Items from an interface collection:
------------------------------

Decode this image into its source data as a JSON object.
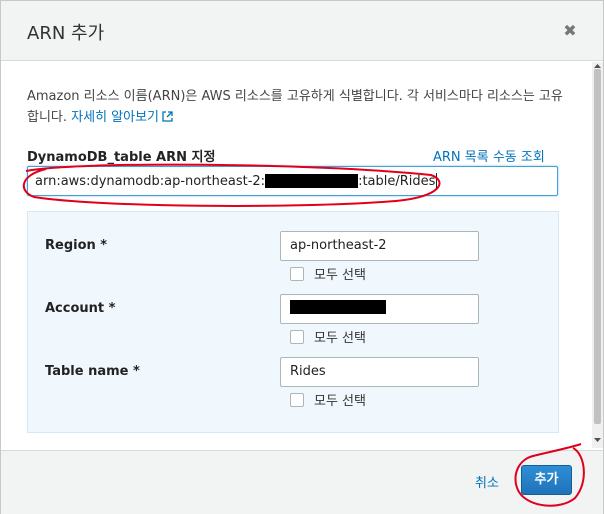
{
  "dialog": {
    "title": "ARN 추가",
    "close_symbol": "✖"
  },
  "description": {
    "text": "Amazon 리소스 이름(ARN)은 AWS 리소스를 고유하게 식별합니다. 각 서비스마다 리소스는 고유합니다.",
    "learn_more": "자세히 알아보기"
  },
  "arn": {
    "label": "DynamoDB_table ARN 지정",
    "manual_link": "ARN 목록 수동 조회",
    "value_prefix": "arn:aws:dynamodb:ap-northeast-2:",
    "value_suffix": ":table/Rides"
  },
  "fields": {
    "region": {
      "label": "Region *",
      "value": "ap-northeast-2",
      "any_label": "모두 선택"
    },
    "account": {
      "label": "Account *",
      "value": "",
      "any_label": "모두 선택"
    },
    "table": {
      "label": "Table name *",
      "value": "Rides",
      "any_label": "모두 선택"
    }
  },
  "footer": {
    "cancel": "취소",
    "add": "추가"
  },
  "colors": {
    "link": "#0073bb",
    "primary_button": "#1f73b8",
    "annotation": "#e0001b"
  },
  "icons": {
    "close": "close-icon",
    "external_link": "external-link-icon"
  }
}
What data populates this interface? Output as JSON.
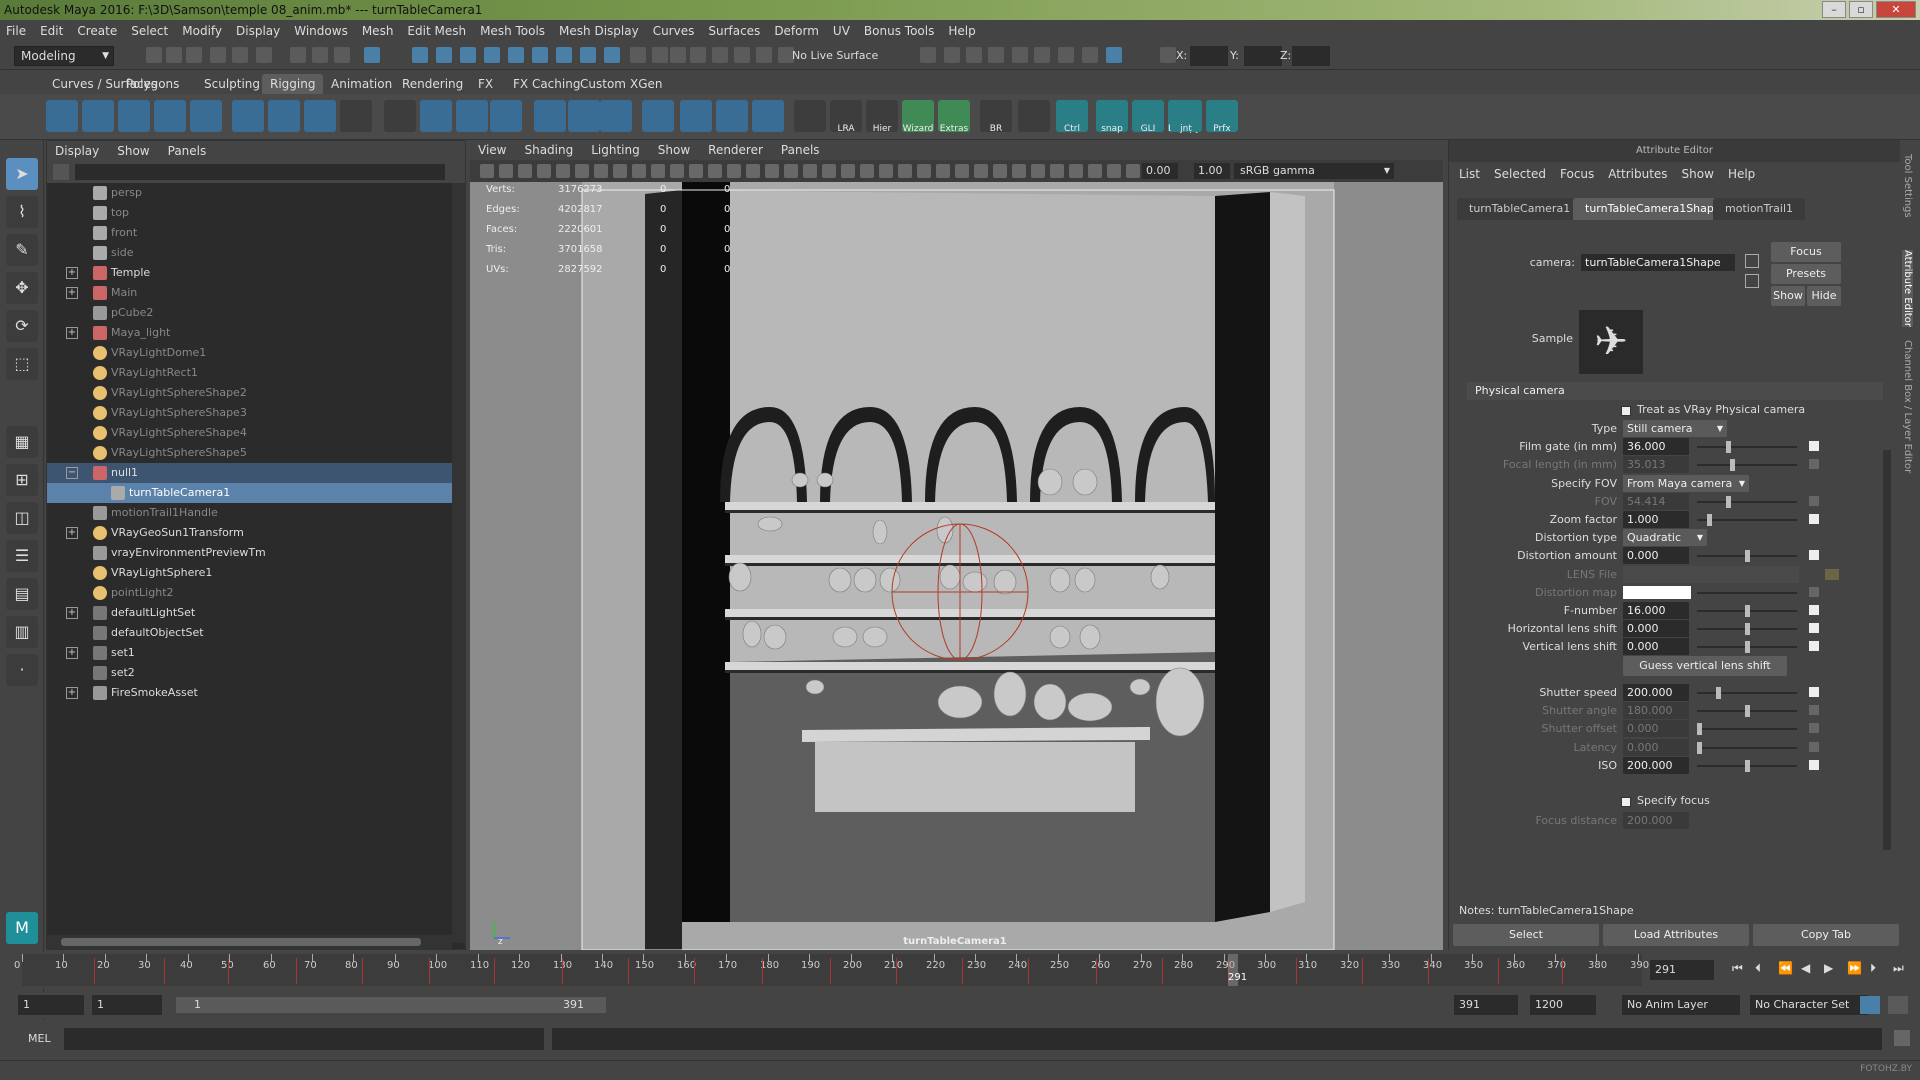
{
  "window": {
    "title": "Autodesk Maya 2016: F:\\3D\\Samson\\temple 08_anim.mb*  ---  turnTableCamera1"
  },
  "menu": [
    "File",
    "Edit",
    "Create",
    "Select",
    "Modify",
    "Display",
    "Windows",
    "Mesh",
    "Edit Mesh",
    "Mesh Tools",
    "Mesh Display",
    "Curves",
    "Surfaces",
    "Deform",
    "UV",
    "Bonus Tools",
    "Help"
  ],
  "status": {
    "mode": "Modeling",
    "live_surface": "No Live Surface",
    "x_label": "X:",
    "y_label": "Y:",
    "z_label": "Z:"
  },
  "shelf_tabs": [
    "Curves / Surfaces",
    "Polygons",
    "Sculpting",
    "Rigging",
    "Animation",
    "Rendering",
    "FX",
    "FX Caching",
    "Custom",
    "XGen"
  ],
  "shelf_active": "Rigging",
  "shelf_labels": [
    "LRA",
    "Hier",
    "Wizard",
    "Extras",
    "BR",
    "Ctrl",
    "snap",
    "GLI",
    "Bscopy",
    "jnt",
    "Prfx"
  ],
  "outliner": {
    "menu": [
      "Display",
      "Show",
      "Panels"
    ],
    "items": [
      {
        "label": "persp",
        "dim": true,
        "exp": false
      },
      {
        "label": "top",
        "dim": true,
        "exp": false
      },
      {
        "label": "front",
        "dim": true,
        "exp": false
      },
      {
        "label": "side",
        "dim": true,
        "exp": false
      },
      {
        "label": "Temple",
        "dim": false,
        "exp": true
      },
      {
        "label": "Main",
        "dim": true,
        "exp": true
      },
      {
        "label": "pCube2",
        "dim": true,
        "exp": false
      },
      {
        "label": "Maya_light",
        "dim": true,
        "exp": true
      },
      {
        "label": "VRayLightDome1",
        "dim": true,
        "exp": false
      },
      {
        "label": "VRayLightRect1",
        "dim": true,
        "exp": false
      },
      {
        "label": "VRayLightSphereShape2",
        "dim": true,
        "exp": false
      },
      {
        "label": "VRayLightSphereShape3",
        "dim": true,
        "exp": false
      },
      {
        "label": "VRayLightSphereShape4",
        "dim": true,
        "exp": false
      },
      {
        "label": "VRayLightSphereShape5",
        "dim": true,
        "exp": false
      },
      {
        "label": "null1",
        "dim": false,
        "exp": true,
        "sel": "parent"
      },
      {
        "label": "turnTableCamera1",
        "dim": false,
        "exp": false,
        "sel": "child"
      },
      {
        "label": "motionTrail1Handle",
        "dim": true,
        "exp": false
      },
      {
        "label": "VRayGeoSun1Transform",
        "dim": false,
        "exp": true
      },
      {
        "label": "vrayEnvironmentPreviewTm",
        "dim": false,
        "exp": false
      },
      {
        "label": "VRayLightSphere1",
        "dim": false,
        "exp": false
      },
      {
        "label": "pointLight2",
        "dim": true,
        "exp": false
      },
      {
        "label": "defaultLightSet",
        "dim": false,
        "exp": true
      },
      {
        "label": "defaultObjectSet",
        "dim": false,
        "exp": false
      },
      {
        "label": "set1",
        "dim": false,
        "exp": true
      },
      {
        "label": "set2",
        "dim": false,
        "exp": false
      },
      {
        "label": "FireSmokeAsset",
        "dim": false,
        "exp": true
      }
    ]
  },
  "viewport": {
    "menu": [
      "View",
      "Shading",
      "Lighting",
      "Show",
      "Renderer",
      "Panels"
    ],
    "num1": "0.00",
    "num2": "1.00",
    "color_space": "sRGB gamma",
    "camera_label": "turnTableCamera1",
    "hud": [
      {
        "k": "Verts:",
        "v": "3176273",
        "a": "0",
        "b": "0"
      },
      {
        "k": "Edges:",
        "v": "4202817",
        "a": "0",
        "b": "0"
      },
      {
        "k": "Faces:",
        "v": "2220601",
        "a": "0",
        "b": "0"
      },
      {
        "k": "Tris:",
        "v": "3701658",
        "a": "0",
        "b": "0"
      },
      {
        "k": "UVs:",
        "v": "2827592",
        "a": "0",
        "b": "0"
      }
    ]
  },
  "attribute_editor": {
    "title": "Attribute Editor",
    "menu": [
      "List",
      "Selected",
      "Focus",
      "Attributes",
      "Show",
      "Help"
    ],
    "tabs": [
      "turnTableCamera1",
      "turnTableCamera1Shape",
      "motionTrail1"
    ],
    "camera_label": "camera:",
    "camera_value": "turnTableCamera1Shape",
    "buttons": {
      "focus": "Focus",
      "presets": "Presets",
      "show": "Show",
      "hide": "Hide"
    },
    "sample_label": "Sample",
    "section": "Physical camera",
    "treat_label": "Treat as VRay Physical camera",
    "rows": [
      {
        "label": "Type",
        "kind": "drop",
        "value": "Still camera",
        "dim": false
      },
      {
        "label": "Film gate (in mm)",
        "kind": "field",
        "value": "36.000",
        "dim": false,
        "slider": 0.3
      },
      {
        "label": "Focal length (in mm)",
        "kind": "field",
        "value": "35.013",
        "dim": true,
        "slider": 0.35
      },
      {
        "label": "Specify FOV",
        "kind": "drop",
        "value": "From Maya camera",
        "dim": false
      },
      {
        "label": "FOV",
        "kind": "field",
        "value": "54.414",
        "dim": true,
        "slider": 0.3
      },
      {
        "label": "Zoom factor",
        "kind": "field",
        "value": "1.000",
        "dim": false,
        "slider": 0.1
      },
      {
        "label": "Distortion type",
        "kind": "drop",
        "value": "Quadratic",
        "dim": false
      },
      {
        "label": "Distortion amount",
        "kind": "field",
        "value": "0.000",
        "dim": false,
        "slider": 0.5
      },
      {
        "label": "LENS File",
        "kind": "file",
        "value": "",
        "dim": true
      },
      {
        "label": "Distortion map",
        "kind": "swatch",
        "value": "",
        "dim": true
      },
      {
        "label": "F-number",
        "kind": "field",
        "value": "16.000",
        "dim": false,
        "slider": 0.5
      },
      {
        "label": "Horizontal lens shift",
        "kind": "field",
        "value": "0.000",
        "dim": false,
        "slider": 0.5
      },
      {
        "label": "Vertical lens shift",
        "kind": "field",
        "value": "0.000",
        "dim": false,
        "slider": 0.5
      }
    ],
    "guess_button": "Guess vertical lens shift",
    "rows2": [
      {
        "label": "Shutter speed",
        "value": "200.000",
        "dim": false,
        "slider": 0.2
      },
      {
        "label": "Shutter angle",
        "value": "180.000",
        "dim": true,
        "slider": 0.5
      },
      {
        "label": "Shutter offset",
        "value": "0.000",
        "dim": true,
        "slider": 0.0
      },
      {
        "label": "Latency",
        "value": "0.000",
        "dim": true,
        "slider": 0.0
      },
      {
        "label": "ISO",
        "value": "200.000",
        "dim": false,
        "slider": 0.5
      }
    ],
    "specify_focus": "Specify focus",
    "focus_distance": {
      "label": "Focus distance",
      "value": "200.000"
    },
    "notes": "Notes:  turnTableCamera1Shape",
    "bottom_buttons": [
      "Select",
      "Load Attributes",
      "Copy Tab"
    ]
  },
  "right_tabs": [
    "Tool Settings",
    "Attribute Editor",
    "Channel Box / Layer Editor"
  ],
  "timeline": {
    "ticks": [
      0,
      10,
      20,
      30,
      40,
      50,
      60,
      70,
      80,
      90,
      100,
      110,
      120,
      130,
      140,
      150,
      160,
      170,
      180,
      190,
      200,
      210,
      220,
      230,
      240,
      250,
      260,
      270,
      280,
      290,
      300,
      310,
      320,
      330,
      340,
      350,
      360,
      370,
      380,
      390
    ],
    "current": "291",
    "current_field": "291"
  },
  "range": {
    "start": "1",
    "start2": "1",
    "slider_start": "1",
    "slider_end": "391",
    "end": "391",
    "end2": "1200",
    "anim_layer": "No Anim Layer",
    "char_set": "No Character Set"
  },
  "cmd": {
    "label": "MEL"
  },
  "watermark": "FOTOHZ.BY"
}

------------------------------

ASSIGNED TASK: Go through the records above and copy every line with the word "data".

ANSWER TO THIS TASK:
Decode this image into its source data as a JSON object.
What data populates this interface? Output as JSON.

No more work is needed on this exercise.